The opinion of the court was delivered by: Hurley, Senior District Judge:
On May 27, 2009, defendant Jonathan K. Smith ("Defendant") removed this action from the Criminal Court of the City of New York, Bronx County to this Court pursuant to 28 U.S.C. § 1443(1). Presently pending before the Court is a motion by plaintiff, the People of the State of New York, ("Plaintiff") seeking to remand this action to its original forum.
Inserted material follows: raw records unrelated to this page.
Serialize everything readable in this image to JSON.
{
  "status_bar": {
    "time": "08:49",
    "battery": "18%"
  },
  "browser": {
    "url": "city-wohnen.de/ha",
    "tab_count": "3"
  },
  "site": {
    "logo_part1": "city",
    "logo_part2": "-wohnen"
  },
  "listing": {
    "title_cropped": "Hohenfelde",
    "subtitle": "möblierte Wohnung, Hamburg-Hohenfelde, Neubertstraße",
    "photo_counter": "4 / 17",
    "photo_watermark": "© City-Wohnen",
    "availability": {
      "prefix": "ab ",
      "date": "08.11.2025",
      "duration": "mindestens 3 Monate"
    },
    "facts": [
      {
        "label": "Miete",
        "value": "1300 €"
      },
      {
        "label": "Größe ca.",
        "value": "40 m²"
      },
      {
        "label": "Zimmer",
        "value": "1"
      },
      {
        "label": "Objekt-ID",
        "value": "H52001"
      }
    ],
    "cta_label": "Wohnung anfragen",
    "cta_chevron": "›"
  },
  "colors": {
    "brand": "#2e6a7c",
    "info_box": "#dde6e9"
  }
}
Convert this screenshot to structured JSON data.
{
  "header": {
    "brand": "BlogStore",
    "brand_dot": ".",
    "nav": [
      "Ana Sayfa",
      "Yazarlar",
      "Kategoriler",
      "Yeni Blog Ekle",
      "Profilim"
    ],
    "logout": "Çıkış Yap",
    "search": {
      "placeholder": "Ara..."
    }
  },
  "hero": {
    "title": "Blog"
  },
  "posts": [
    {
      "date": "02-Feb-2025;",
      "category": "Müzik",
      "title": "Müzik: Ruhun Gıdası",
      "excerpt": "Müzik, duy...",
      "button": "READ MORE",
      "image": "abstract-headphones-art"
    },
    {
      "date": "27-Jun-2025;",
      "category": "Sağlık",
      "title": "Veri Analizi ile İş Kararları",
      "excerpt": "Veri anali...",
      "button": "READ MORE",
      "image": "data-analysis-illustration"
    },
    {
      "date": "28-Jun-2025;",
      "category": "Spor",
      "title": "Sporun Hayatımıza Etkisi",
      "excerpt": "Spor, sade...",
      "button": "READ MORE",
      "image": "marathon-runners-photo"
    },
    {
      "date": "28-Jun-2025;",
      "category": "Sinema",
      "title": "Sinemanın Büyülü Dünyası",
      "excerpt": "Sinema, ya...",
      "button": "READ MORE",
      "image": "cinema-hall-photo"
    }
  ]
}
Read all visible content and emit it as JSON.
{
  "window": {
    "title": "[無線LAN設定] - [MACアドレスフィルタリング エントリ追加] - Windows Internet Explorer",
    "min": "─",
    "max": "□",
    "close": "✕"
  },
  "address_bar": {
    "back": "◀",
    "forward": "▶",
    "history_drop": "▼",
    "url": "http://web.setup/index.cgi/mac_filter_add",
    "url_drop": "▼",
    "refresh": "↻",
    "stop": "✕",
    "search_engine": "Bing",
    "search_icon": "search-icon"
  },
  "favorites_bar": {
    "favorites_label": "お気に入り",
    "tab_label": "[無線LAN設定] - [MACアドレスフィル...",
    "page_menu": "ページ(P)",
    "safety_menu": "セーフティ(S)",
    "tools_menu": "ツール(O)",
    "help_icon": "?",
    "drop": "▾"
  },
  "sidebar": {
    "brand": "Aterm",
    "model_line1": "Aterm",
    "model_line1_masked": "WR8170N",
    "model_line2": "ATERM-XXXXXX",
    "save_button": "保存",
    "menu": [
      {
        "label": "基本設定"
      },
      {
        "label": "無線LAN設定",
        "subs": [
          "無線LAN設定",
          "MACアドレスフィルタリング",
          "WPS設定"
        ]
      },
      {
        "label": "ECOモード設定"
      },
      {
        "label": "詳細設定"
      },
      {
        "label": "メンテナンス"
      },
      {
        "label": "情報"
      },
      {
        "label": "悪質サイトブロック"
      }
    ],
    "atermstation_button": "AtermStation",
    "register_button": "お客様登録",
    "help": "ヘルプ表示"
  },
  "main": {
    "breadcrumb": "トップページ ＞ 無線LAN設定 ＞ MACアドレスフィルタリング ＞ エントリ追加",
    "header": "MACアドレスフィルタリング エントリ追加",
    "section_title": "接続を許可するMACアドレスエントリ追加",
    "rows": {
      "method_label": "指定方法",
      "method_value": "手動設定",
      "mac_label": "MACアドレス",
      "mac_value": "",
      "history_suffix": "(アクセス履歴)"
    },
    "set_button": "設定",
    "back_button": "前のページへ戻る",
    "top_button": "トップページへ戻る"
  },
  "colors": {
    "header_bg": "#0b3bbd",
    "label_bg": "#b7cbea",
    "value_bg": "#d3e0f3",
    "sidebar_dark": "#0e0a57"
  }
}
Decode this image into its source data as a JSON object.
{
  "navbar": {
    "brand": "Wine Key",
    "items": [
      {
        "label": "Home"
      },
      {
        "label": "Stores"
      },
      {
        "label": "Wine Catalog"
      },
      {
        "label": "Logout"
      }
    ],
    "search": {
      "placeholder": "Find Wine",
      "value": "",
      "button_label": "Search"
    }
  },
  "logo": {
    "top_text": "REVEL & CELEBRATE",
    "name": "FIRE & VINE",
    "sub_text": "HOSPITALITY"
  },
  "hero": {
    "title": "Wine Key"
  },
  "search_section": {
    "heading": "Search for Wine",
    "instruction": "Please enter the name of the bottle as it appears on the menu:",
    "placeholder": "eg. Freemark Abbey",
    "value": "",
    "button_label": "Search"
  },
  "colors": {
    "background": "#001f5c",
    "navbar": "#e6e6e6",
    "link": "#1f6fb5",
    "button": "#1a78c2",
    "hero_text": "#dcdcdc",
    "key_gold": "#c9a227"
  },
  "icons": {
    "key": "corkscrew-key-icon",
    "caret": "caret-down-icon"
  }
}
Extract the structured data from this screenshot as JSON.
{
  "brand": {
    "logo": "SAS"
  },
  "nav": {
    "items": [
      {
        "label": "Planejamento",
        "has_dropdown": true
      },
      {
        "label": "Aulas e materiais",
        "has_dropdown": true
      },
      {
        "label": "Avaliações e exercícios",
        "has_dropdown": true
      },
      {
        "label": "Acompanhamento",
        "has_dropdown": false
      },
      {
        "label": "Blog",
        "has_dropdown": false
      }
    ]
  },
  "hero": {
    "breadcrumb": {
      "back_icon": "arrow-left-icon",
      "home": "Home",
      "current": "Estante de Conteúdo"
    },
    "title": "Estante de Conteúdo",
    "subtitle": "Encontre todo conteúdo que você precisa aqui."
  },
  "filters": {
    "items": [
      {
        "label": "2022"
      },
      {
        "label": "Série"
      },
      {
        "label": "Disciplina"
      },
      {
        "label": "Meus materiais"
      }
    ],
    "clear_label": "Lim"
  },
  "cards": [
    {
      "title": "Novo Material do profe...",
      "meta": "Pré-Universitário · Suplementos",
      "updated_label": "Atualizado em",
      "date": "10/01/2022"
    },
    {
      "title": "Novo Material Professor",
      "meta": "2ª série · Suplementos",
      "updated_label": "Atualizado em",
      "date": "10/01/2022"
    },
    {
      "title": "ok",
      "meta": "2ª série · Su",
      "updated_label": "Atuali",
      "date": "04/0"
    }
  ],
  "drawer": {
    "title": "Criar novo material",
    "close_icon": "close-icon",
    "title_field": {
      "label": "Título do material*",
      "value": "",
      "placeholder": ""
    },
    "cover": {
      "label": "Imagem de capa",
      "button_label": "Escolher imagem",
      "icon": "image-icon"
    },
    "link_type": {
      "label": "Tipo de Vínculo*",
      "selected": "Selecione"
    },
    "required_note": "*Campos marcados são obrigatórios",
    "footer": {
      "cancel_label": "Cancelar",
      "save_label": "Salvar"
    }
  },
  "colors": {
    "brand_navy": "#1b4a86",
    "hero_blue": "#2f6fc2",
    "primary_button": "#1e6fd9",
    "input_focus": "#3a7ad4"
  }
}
For the reasons set forth below, Plaintiff's motion is granted.
Defendant is a member of the Shinnecock Indian Nation and resides on the Shinnecock Indian Nation Reservation in Southampton, New York. (Notice of Removal ¶ 1 & Ex. A.) On January 14, 2009, at the request of the New York State Department of Environmental Quality,*fn1 Defendant attended an "off reservation" meeting at that agency's offices located in Setaukat, New York. During the meeting, Defendant was served with two New York State citations: (1) Civil Infraction Ticket No. BA8767264 (the "Civil Infraction Ticket"), and (2) Criminal Summons No. 431162287-9 (the "Criminal Summons"). (Id. ¶ 3.)
The Civil Infraction Ticket alleged that on December 23, 2008, Defendant operated an "unpermitted acquaculture facility" in Shinnecock Bay in violation of the New York Environmental Conservation Law ("ECL") § 13-0316(2), and was returnable to Southampton Town Court. (Id. ¶ 4.) On January 11, 2009, that action was removed from the Southampton Town Court to this Court under Civil Docket No. 09-571 before Judge Leonard D. Wexler. (Id.) The case was subsequently dismissed based upon the State's failure to prosecute the action, and judgment was entered in favor of Defendant. (Id.)*fn2
The Criminal Summons, the subject of this case, alleges that on December 24, 2008, the Defendant used "improper shellfish tags" in violation of ECL § 13-0319. (Id., Ex. C.) Defendant removed the action from the Bronx County Criminal Court to this Court on May 27, 2009. The removal was based upon allegations that Defendant has been denied his civil rights, and that such denial could not be litigated in State Court because New York State regulates the Indian Nation illegally. (Id. ¶ 2.) Defendant further alleged that the Department of Environmental Quality willfully interfered, by force or threat of force, with Defendant "in order to intimidate" him and to prevent him "from participating in and enjoying a privilege and/or activity provided or administered by the United States" in violation of 18 U.S.C. § 245(b)(1)(B).*fn3
(Id. ¶ 7.) Specifically, Defendant alleges that Plaintiff violated his "federally protected" fishing rights under the following: (1) the doctrine of sovereign immunity, (2) the Fort Albany Treaty of 1664, (3) Wyandanch's Deed, (4) the Contract Clause, (5) the Indian Commerce Clause, (6) Congressional Indian Policy, (7) Federal Trust, (8) United Nations' International Convention on the Elimination of All Forms of Racial Discrimination ("CERD"), and (9) the United Nations Declaration on the Rights of Indigenous Peoples. (Id.)
Plaintiff argues that the case should be remanded because Defendant "has not shown that this criminal action is removable under 28 U.S.C. § 1443(1)." (Pl.'s Mem. at 2.) For the reasons set forth below, the Court agrees.
"An effective petition for the removal of a state action to federal court must allege a proper basis for the removal under sections 1441 through 1445 of Title 28." Negron v. People of New York, 2002 WL 1268001, at *1 (E.D.N.Y. Apr. 1, 2002). Section 1443(1) provides for removal of civil actions or criminal prosecutions commenced in a State court if the defendant "is denied or cannot enforce in the courts of such State a right under any law providing for the equal civil rights of citizens of the United States." 28 U.S.C. § 1443(1). "If it clearly appears on the face of the notice and any exhibits annexed thereto that removal should not be permitted, the court shall make an order for summary remand." 28 U.S.C. § 1446(c)(4).
A removal petition under Section 1443(1) "must satisfy a two-pronged test." Johnson v. Mississippi, 421 U.S. 213, 219 (1975). "First, it must appear that the right allegedly denied the removal petitioner arises under a federal law 'providing for specific civil rights stated in terms of racial equality.'" Id. (quoting Georgia v. Rachel, 384 U.S. 780, 792 (1966)). "Claims that prosecution and conviction will violate rights under constitutional or statutory provisions of general applicability or under statutes not protecting against racial discrimination, will not suffice." Id.
Second, it must appear on the face of the notice "that the removal petitioner is 'denied or cannot enforce' the specified federal rights 'in the courts of (the) State.' This provision normally requires that the 'denial be manifest in a formal expression of state law,' such as a state legislative or constitutional provision, 'rather than a denial ...